While looking for summer birds on the prairie, I surprised a swift fox that was stalking young black-tailed prairie dogs in one of the Chico Basin Ranch’s expanding prairie dog towns. Although the small fox was startled by my presence, it continued to stalk the prairie dogs for a couple of minutes before it circled back, probably to its den site.
Swift fox is a prime indicator of prairie health. Colorado and New Mexico are the current center of the swift fox range and Chico Basin Ranch provides ideal habitat for them.
At four pounds it is our smallest native fox. As the name implies, its impressive running speed, averaging 31 mph, enables it to run to both escape predators and to catch its prey.
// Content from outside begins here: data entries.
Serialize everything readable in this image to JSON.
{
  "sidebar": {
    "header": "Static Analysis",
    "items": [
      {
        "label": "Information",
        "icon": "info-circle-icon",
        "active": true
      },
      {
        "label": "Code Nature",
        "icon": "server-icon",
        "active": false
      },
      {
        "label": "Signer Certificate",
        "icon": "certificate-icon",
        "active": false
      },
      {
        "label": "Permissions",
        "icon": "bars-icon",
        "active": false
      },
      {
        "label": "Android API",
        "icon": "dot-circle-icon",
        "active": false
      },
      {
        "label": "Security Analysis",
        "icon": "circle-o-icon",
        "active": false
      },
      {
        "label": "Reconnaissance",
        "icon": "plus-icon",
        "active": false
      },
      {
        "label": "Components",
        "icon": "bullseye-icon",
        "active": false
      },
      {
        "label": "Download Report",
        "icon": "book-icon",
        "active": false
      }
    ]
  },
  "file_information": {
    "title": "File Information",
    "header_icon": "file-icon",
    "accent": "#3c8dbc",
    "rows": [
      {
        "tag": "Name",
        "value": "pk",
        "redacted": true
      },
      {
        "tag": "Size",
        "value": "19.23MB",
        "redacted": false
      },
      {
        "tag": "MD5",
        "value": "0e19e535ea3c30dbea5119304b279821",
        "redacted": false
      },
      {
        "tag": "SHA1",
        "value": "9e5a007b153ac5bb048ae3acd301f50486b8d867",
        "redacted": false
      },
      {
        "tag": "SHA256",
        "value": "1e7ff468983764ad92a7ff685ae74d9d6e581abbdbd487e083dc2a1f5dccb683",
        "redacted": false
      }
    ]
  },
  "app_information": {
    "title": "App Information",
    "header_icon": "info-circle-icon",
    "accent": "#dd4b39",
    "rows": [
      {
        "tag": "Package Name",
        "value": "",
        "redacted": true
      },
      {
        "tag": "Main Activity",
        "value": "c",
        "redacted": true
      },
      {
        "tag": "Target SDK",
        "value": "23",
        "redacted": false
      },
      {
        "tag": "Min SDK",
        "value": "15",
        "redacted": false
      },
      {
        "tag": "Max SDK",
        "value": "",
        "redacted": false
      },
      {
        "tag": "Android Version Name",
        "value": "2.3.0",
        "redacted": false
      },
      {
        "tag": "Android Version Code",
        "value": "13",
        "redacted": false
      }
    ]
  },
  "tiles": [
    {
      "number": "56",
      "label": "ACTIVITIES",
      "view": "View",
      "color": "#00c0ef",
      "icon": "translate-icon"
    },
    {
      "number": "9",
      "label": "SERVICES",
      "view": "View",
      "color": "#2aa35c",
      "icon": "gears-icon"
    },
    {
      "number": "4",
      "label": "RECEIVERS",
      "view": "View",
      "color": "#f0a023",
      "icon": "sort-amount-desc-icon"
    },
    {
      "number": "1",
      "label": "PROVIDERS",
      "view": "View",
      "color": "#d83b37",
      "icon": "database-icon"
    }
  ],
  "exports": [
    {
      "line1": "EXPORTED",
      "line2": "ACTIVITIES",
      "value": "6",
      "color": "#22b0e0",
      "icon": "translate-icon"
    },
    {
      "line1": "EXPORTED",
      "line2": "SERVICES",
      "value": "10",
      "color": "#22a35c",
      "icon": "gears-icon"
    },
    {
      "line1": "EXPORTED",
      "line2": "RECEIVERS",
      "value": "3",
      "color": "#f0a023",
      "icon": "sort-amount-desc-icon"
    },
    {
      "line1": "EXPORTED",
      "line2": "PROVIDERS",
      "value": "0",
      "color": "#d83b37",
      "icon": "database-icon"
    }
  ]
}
It is a nocturnal species but in May, June and July they can sometimes be seen during the day, likely because they may have as many as five young to feed. Swift foxes dig a den that can be as deep as 10 feet and the den usually has four entrances enabling the foxes to avoid predators.
Their diet is quite varied and includes small mammals such as rabbits and rodents, prairie dogs, insects, birds, eggs, amphibians, reptiles and they will even hunt for fish if their den is near water. They eat berries and also scavenge so their varied diet enables them to hunt relatively close to their den site. Swift foxes are closely related to kit foxes in California but genetic studies show them to be unique species.
Swift fox is a Great Plains species and loss of habitat,such as conversion of prairie grasslands to agriculture and the historic poisoning of coyotes and prairie dogs caused a 60 percent decline in their population, especially in Canada. A recent reintroduction program in Canada has had limited success. However, in Montana and the western portions of the Dakotas where swift foxes were locally extinct for a century, a reintroduction program, mostly on Native American lands, has been successful.
During summer months you might get lucky and see one like I did.